Gray Cast Iron – Some Facts About Most Commonly Used Cast Iron
Of all the cast materials, gray cast iron is the most widely used. This is because it has a very low cost, is easily cast in large quantities, and is easy to machine. The principal objections to the use of gray cast iron are that it is brittle and that it is weak in tension. In addition to a high carbon content (over 1.7 percent and usually greater than 2 percent), cast iron also has a high silicon content, with low percentages of sulfur, manganese, and phosphorus. The resultant alloy is composed of pearlite, ferrite, and graphite, and under certain conditions the pearlite may decompose into graphite and ferrite. The resulting product then contains all ferrite and graphite. The graphite, in the form of thin flakes distributed evenly throughout the structure, darkens it; hence, the name gray cast iron.

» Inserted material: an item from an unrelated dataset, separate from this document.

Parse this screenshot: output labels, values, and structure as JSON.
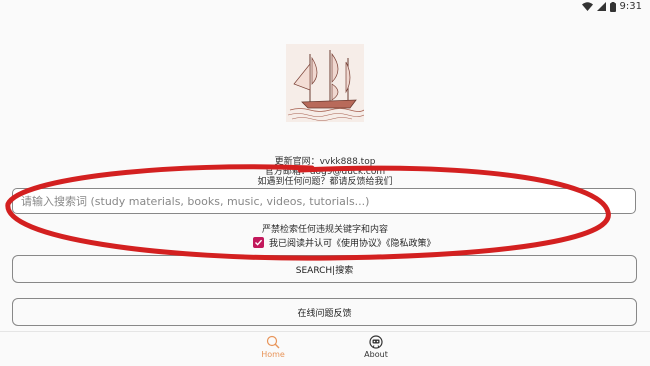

Gray cast iron is not readily welded, because it may crack, but this tendency may be reduced if the part is carefully preheated.Although the castings are generally used in the as-cast condition, a mild anneal reduces cooling stresses and improves the machinability. The tensile strength of gray cast iron varies from 100 to 400MPa (15 to 60 kpsi), and the compressive strengths are 3 to 4 times the tensile strengths. The modulus of elasticity varies widely, with values extending all the way from 75 to 150 GPa (11 to 22 Mpsi).